"State legislators you mentioned, and one of them is his brother," says Stefanie Silvey. 

"That's what I'm told," responds Krieg. "I don't personally know Mr. Avery very well, but I'm told that's the case, yes."

Dennis Avery is Terry Avery's half brother. He's also been a state lawmaker since 1974. That concerns the Kendall family regarding Terry Avery's early release.

"I think it's his brother Dennis Avery, I really do," says Ronnie Kendall. "Because you shoot a man four times in the back and then go and shoot him in the head, they'd probably give us life, and Dennis Avery he's been a representative for years, and he has a lot of pull."

Both Indiana State Police investigators and Lisa Sims say when Terry Avery turned himself in after shooting Jack Kendall, he turned to his half brother.

"While we were sitting in Dennis' driveway, waiting for the cop to get there and take us to Boonville, Dennis stuck his head in the car and said don't let them find the gun," says Lisa Sims.

Stefanie Silvey contacted Dennis Avery, and he adamantly denies Sims allegations. Initially telling Silvey he never mentioned a gun, but later he called Silvey back saying because it was so long ago he had forgotten a conversation he had with Terry asking him if he was armed.
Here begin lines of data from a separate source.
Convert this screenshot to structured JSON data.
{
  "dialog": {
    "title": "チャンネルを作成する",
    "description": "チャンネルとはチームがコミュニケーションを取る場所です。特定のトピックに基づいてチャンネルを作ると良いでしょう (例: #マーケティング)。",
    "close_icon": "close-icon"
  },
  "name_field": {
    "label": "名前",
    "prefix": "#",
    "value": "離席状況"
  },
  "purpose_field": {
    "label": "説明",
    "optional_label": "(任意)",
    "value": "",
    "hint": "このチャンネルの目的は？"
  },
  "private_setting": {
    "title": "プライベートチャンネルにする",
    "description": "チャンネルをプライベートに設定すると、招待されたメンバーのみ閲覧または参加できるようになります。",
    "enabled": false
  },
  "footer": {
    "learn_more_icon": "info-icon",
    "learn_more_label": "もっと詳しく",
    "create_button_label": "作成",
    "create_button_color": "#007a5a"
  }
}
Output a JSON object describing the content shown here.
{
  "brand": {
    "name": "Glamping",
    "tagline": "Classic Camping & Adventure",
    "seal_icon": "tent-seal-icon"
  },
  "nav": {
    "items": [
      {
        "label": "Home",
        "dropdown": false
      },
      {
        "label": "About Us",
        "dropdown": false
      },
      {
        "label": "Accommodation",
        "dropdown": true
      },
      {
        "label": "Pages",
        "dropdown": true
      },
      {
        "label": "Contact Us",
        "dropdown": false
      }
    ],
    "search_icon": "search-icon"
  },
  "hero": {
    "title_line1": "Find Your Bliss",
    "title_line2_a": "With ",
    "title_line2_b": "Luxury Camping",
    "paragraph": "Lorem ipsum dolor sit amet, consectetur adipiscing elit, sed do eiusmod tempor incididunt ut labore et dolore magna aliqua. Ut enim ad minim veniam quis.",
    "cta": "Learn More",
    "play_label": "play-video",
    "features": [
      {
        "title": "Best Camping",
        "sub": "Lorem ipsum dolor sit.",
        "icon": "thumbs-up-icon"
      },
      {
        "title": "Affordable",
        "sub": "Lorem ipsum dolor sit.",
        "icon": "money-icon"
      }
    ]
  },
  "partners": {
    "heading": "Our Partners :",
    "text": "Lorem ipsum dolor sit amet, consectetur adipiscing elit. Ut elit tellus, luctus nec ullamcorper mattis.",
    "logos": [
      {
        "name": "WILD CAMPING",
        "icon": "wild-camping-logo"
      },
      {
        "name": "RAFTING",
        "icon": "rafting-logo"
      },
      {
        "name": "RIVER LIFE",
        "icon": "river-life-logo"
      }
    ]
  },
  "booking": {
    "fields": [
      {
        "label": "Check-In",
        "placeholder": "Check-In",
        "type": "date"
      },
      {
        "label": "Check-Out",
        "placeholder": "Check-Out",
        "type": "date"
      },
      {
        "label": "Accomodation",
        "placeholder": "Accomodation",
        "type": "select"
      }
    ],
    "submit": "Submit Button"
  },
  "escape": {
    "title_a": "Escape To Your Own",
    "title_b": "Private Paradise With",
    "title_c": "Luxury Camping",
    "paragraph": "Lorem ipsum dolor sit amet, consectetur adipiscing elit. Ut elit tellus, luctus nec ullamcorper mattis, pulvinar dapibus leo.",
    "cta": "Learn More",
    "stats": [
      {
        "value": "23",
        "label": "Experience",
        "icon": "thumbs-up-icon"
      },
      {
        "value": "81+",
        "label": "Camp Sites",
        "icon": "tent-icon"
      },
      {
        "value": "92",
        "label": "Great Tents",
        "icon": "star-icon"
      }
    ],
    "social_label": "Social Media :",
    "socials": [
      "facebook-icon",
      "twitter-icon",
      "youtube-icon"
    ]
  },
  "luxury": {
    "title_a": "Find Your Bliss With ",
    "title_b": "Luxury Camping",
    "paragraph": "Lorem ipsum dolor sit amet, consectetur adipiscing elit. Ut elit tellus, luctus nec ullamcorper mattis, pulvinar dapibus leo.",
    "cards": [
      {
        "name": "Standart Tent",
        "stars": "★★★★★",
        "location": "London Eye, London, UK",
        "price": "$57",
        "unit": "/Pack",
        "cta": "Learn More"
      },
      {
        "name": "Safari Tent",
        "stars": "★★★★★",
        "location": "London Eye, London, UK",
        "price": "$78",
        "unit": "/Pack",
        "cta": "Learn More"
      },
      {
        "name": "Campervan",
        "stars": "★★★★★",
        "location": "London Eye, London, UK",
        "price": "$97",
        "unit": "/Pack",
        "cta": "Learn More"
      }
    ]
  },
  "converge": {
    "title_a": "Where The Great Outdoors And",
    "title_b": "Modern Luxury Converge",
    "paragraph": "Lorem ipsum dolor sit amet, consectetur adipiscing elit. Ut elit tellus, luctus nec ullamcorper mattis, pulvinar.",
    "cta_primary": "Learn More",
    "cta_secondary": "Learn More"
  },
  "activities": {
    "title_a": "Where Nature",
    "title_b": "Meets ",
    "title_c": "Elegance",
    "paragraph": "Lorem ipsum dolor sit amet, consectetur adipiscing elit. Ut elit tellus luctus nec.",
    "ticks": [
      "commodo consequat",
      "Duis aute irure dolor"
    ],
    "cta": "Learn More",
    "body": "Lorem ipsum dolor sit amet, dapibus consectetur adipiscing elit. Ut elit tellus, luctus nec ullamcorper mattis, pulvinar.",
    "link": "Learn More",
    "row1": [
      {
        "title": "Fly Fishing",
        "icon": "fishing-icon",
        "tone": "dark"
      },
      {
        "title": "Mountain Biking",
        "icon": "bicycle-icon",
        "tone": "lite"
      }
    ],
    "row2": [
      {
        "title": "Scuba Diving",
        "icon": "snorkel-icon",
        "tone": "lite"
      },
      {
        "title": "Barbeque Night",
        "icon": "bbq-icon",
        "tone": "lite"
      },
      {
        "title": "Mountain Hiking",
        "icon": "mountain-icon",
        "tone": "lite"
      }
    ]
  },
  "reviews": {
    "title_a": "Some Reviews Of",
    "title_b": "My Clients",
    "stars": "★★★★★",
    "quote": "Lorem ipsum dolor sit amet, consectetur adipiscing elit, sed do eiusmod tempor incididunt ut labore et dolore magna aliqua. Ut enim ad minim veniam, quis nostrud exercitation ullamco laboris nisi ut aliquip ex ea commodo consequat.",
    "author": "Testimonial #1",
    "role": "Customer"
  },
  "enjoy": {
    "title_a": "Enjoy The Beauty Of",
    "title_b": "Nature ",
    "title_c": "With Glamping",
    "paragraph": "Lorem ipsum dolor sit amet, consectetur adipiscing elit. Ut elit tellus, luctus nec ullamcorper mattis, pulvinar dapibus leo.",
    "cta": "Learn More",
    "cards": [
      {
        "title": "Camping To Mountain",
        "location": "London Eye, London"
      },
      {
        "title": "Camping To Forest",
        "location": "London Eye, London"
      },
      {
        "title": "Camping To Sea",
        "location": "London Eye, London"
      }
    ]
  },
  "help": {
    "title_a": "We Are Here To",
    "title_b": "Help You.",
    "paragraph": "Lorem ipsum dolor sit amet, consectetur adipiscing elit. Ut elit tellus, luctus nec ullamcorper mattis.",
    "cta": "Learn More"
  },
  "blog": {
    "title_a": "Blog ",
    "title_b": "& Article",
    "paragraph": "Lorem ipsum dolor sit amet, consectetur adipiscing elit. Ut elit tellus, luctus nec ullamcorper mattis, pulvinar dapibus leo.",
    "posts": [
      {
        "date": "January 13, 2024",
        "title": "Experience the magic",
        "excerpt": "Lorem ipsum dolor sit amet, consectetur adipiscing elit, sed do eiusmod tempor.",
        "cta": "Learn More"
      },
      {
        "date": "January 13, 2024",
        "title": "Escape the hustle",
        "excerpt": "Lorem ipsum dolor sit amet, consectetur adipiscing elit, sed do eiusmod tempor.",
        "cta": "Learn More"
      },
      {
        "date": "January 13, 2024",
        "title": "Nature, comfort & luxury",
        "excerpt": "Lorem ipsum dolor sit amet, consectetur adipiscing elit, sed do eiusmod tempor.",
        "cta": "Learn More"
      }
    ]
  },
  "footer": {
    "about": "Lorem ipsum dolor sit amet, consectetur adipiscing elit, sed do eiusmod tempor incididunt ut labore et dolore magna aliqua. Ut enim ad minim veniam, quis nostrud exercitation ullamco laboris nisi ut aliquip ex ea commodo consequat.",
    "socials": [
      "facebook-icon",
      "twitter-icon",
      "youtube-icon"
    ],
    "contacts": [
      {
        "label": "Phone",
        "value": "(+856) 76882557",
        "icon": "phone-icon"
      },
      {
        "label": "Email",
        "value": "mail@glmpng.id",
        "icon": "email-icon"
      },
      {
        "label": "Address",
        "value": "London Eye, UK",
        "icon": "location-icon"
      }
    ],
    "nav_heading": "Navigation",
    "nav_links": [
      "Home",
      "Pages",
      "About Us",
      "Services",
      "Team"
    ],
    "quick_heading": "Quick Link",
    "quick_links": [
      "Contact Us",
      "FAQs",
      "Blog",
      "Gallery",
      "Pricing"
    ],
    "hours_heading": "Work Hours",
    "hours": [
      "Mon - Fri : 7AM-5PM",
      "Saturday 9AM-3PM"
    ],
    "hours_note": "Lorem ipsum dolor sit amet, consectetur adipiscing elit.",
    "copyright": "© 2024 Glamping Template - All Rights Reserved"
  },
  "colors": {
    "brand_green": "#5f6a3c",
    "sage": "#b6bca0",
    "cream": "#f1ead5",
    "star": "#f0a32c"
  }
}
Avery says he was concerned for everyone's safety, nothing more.

And there's nothing to indicate Representative Avery did anything out of the ordinary like writing letters of recommendation or making phone calls on Terry Avery's behalf. However, he is among Indiana lawmakers who voted in favor and passed programs that now benefit his half brother.

Terry Avery seems to know that legislation well, using it to his advantage. In August he wrote to the Gibson County Court Clerk requesting documentation and citing the legislation recently passed to support that request.

"And then they are going to bring him back to the area and rub salt in the wound, by bringing him back here," says Brian Kendall. "And they say the reason they are bringing him back here is to let him rehabilitate with his family."

"I worry about me, I worry about my kids," Lisa Sims says. "I don't let him rule my life, no I don't, or anything about him other than finding ways to protect myself. He's a mean and scary person, but you can deal with him, with a loaded gun."

Powered by Frankly